Within the listing below, how many lines hold the string "Email"? Only the number is wanted.

PROVIDED DATA >>
+++
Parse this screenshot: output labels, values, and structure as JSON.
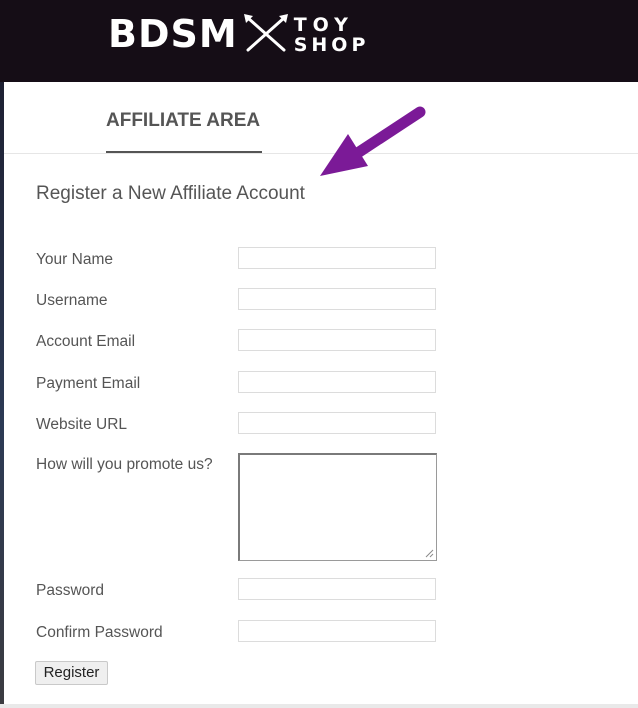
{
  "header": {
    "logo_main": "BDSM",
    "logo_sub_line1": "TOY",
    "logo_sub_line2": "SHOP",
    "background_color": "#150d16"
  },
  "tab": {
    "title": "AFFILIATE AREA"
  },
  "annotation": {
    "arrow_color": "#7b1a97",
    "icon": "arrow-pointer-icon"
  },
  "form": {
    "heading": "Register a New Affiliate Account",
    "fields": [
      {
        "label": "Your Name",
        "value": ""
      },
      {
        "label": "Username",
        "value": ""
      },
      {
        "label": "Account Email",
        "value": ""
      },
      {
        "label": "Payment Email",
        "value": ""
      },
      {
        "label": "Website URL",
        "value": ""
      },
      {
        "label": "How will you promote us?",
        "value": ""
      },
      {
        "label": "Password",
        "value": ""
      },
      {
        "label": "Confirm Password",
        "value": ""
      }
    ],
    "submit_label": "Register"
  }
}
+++
RESPONSE BOX >> 2